Hundreds of years ago, the women of Hunan created a secret script to share feminine feelings, including fears about arranged marriages, husbands and of course, mothers-in-law. Mrs. Yang, the last practitioner of Nushu said, “By writing, so much suffering disappears.” New York Times: October 6, 2004.
Huddled in the kitchen,
I watch cousin Ming’s hands
splayed on the table–how they begin
to clench, the knuckles turning white.
My sister says, You don’t have to marry him!
I chime in, This is America! You don’t have
to marry someone you don’t love.
An odd smile on Ming’s face draws down
the corners of her mouth as if the folly
of our voices could make her laugh and cry.
What do we know?
If she were a woman of Hunan in the 19th Century
she would be married now, writing
pain between the ribs of a fan
brushing spidery characters
in a language hidden from men.
She would be lamenting her life in marriage,
and the tyranny of her husband’s mother.
We don’t know about Ming’s debt,
the years our parents sent money
to keep her alive in China.
We don’t know about our own mother’s debt–
repaid by coming to America at sixteen
to live among strangers.
This is America, we say. You don’t
have to marry someone you don’t love.
We go on to marry as if we will be lucky

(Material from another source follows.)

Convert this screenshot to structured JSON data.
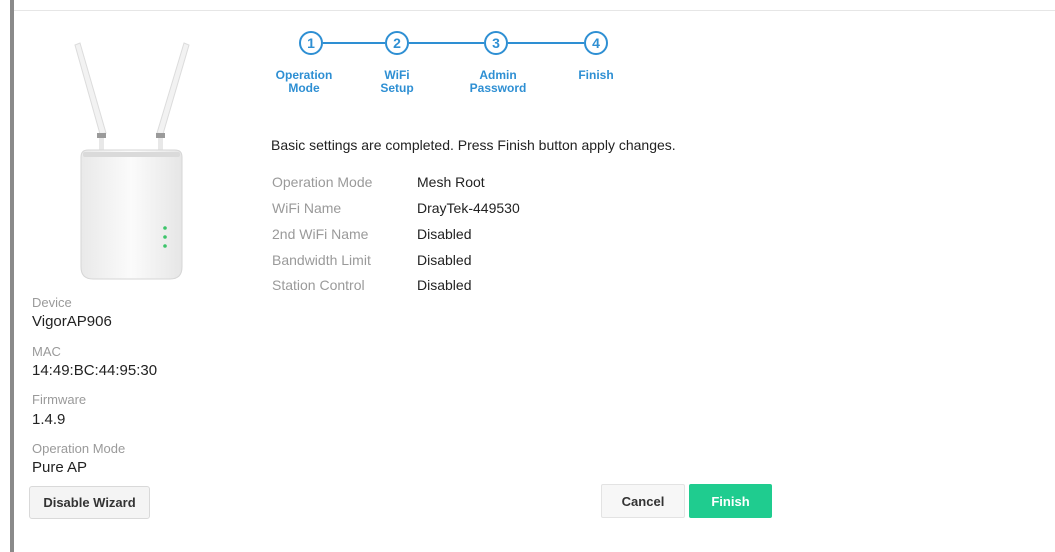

in love, as if we are holding a heart of green jade.
–Mai-Lon Gittelsohn (Del Mar, CA)
Leave a Reply